Instructions to follow:
Your response should consist of every record, exactly as given.
Segment Start: Listed records
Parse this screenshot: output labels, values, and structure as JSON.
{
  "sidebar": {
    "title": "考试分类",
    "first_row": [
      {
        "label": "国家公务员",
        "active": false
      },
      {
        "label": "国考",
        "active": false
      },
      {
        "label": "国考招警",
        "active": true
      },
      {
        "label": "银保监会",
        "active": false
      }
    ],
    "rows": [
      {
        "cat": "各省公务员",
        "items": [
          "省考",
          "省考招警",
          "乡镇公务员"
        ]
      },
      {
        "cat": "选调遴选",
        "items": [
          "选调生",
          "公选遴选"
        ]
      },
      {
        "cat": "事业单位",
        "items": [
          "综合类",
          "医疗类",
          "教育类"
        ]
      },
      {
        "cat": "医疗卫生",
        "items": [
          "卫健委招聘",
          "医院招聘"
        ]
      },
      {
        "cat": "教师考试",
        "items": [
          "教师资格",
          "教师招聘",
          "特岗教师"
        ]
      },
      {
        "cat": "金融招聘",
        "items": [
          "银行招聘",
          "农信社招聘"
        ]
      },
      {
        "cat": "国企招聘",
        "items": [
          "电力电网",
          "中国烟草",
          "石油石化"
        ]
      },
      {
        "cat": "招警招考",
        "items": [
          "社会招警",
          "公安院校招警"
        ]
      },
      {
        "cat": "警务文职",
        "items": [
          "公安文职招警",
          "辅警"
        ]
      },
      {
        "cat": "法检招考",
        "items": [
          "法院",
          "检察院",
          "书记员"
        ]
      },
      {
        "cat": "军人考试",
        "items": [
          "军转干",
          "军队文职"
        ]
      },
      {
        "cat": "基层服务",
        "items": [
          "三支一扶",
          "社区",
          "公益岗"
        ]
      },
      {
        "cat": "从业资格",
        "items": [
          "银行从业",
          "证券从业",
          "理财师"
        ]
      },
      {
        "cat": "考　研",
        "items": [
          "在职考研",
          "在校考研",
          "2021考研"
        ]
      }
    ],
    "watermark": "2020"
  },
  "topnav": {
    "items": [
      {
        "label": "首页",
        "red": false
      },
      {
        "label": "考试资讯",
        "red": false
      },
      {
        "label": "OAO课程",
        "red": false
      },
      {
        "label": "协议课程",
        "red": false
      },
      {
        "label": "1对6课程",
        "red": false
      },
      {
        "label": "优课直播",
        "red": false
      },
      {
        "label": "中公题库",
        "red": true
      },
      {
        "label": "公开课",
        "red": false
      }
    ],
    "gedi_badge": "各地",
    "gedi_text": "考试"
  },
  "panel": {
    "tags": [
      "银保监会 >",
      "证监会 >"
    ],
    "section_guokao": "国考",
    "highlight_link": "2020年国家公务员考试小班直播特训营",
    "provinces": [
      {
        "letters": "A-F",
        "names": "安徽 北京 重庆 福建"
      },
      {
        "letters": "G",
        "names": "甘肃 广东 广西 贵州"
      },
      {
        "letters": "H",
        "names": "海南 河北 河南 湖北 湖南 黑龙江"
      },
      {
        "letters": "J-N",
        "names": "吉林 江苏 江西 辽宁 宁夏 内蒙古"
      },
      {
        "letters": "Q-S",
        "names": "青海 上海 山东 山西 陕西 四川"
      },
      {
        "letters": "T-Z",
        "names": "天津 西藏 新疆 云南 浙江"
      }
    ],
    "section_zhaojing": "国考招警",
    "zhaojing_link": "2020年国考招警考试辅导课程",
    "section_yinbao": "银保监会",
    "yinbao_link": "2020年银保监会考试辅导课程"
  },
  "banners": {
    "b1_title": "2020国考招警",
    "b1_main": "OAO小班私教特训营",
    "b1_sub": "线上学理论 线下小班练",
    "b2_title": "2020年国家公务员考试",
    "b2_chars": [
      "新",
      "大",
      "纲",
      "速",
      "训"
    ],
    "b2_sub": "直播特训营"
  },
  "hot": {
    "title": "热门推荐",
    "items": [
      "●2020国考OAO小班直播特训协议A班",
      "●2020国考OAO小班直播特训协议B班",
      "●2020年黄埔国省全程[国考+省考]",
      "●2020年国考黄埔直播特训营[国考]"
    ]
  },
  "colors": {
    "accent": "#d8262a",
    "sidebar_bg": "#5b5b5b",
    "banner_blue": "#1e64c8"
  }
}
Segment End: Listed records
Response to the exercise:
Parse this screenshot: output labels, values, and structure as JSON.
{
  "sidebar": {
    "title": "考试分类",
    "first_row": [
      {
        "label": "国家公务员",
        "active": false
      },
      {
        "label": "国考",
        "active": false
      },
      {
        "label": "国考招警",
        "active": true
      },
      {
        "label": "银保监会",
        "active": false
      }
    ],
    "rows": [
      {
        "cat": "各省公务员",
        "items": [
          "省考",
          "省考招警",
          "乡镇公务员"
        ]
      },
      {
        "cat": "选调遴选",
        "items": [
          "选调生",
          "公选遴选"
        ]
      },
      {
        "cat": "事业单位",
        "items": [
          "综合类",
          "医疗类",
          "教育类"
        ]
      },
      {
        "cat": "医疗卫生",
        "items": [
          "卫健委招聘",
          "医院招聘"
        ]
      },
      {
        "cat": "教师考试",
        "items": [
          "教师资格",
          "教师招聘",
          "特岗教师"
        ]
      },
      {
        "cat": "金融招聘",
        "items": [
          "银行招聘",
          "农信社招聘"
        ]
      },
      {
        "cat": "国企招聘",
        "items": [
          "电力电网",
          "中国烟草",
          "石油石化"
        ]
      },
      {
        "cat": "招警招考",
        "items": [
          "社会招警",
          "公安院校招警"
        ]
      },
      {
        "cat": "警务文职",
        "items": [
          "公安文职招警",
          "辅警"
        ]
      },
      {
        "cat": "法检招考",
        "items": [
          "法院",
          "检察院",
          "书记员"
        ]
      },
      {
        "cat": "军人考试",
        "items": [
          "军转干",
          "军队文职"
        ]
      },
      {
        "cat": "基层服务",
        "items": [
          "三支一扶",
          "社区",
          "公益岗"
        ]
      },
      {
        "cat": "从业资格",
        "items": [
          "银行从业",
          "证券从业",
          "理财师"
        ]
      },
      {
        "cat": "考　研",
        "items": [
          "在职考研",
          "在校考研",
          "2021考研"
        ]
      }
    ],
    "watermark": "2020"
  },
  "topnav": {
    "items": [
      {
        "label": "首页",
        "red": false
      },
      {
        "label": "考试资讯",
        "red": false
      },
      {
        "label": "OAO课程",
        "red": false
      },
      {
        "label": "协议课程",
        "red": false
      },
      {
        "label": "1对6课程",
        "red": false
      },
      {
        "label": "优课直播",
        "red": false
      },
      {
        "label": "中公题库",
        "red": true
      },
      {
        "label": "公开课",
        "red": false
      }
    ],
    "gedi_badge": "各地",
    "gedi_text": "考试"
  },
  "panel": {
    "tags": [
      "银保监会 >",
      "证监会 >"
    ],
    "section_guokao": "国考",
    "highlight_link": "2020年国家公务员考试小班直播特训营",
    "provinces": [
      {
        "letters": "A-F",
        "names": "安徽 北京 重庆 福建"
      },
      {
        "letters": "G",
        "names": "甘肃 广东 广西 贵州"
      },
      {
        "letters": "H",
        "names": "海南 河北 河南 湖北 湖南 黑龙江"
      },
      {
        "letters": "J-N",
        "names": "吉林 江苏 江西 辽宁 宁夏 内蒙古"
      },
      {
        "letters": "Q-S",
        "names": "青海 上海 山东 山西 陕西 四川"
      },
      {
        "letters": "T-Z",
        "names": "天津 西藏 新疆 云南 浙江"
      }
    ],
    "section_zhaojing": "国考招警",
    "zhaojing_link": "2020年国考招警考试辅导课程",
    "section_yinbao": "银保监会",
    "yinbao_link": "2020年银保监会考试辅导课程"
  },
  "banners": {
    "b1_title": "2020国考招警",
    "b1_main": "OAO小班私教特训营",
    "b1_sub": "线上学理论 线下小班练",
    "b2_title": "2020年国家公务员考试",
    "b2_chars": [
      "新",
      "大",
      "纲",
      "速",
      "训"
    ],
    "b2_sub": "直播特训营"
  },
  "hot": {
    "title": "热门推荐",
    "items": [
      "●2020国考OAO小班直播特训协议A班",
      "●2020国考OAO小班直播特训协议B班",
      "●2020年黄埔国省全程[国考+省考]",
      "●2020年国考黄埔直播特训营[国考]"
    ]
  },
  "colors": {
    "accent": "#d8262a",
    "sidebar_bg": "#5b5b5b",
    "banner_blue": "#1e64c8"
  }
}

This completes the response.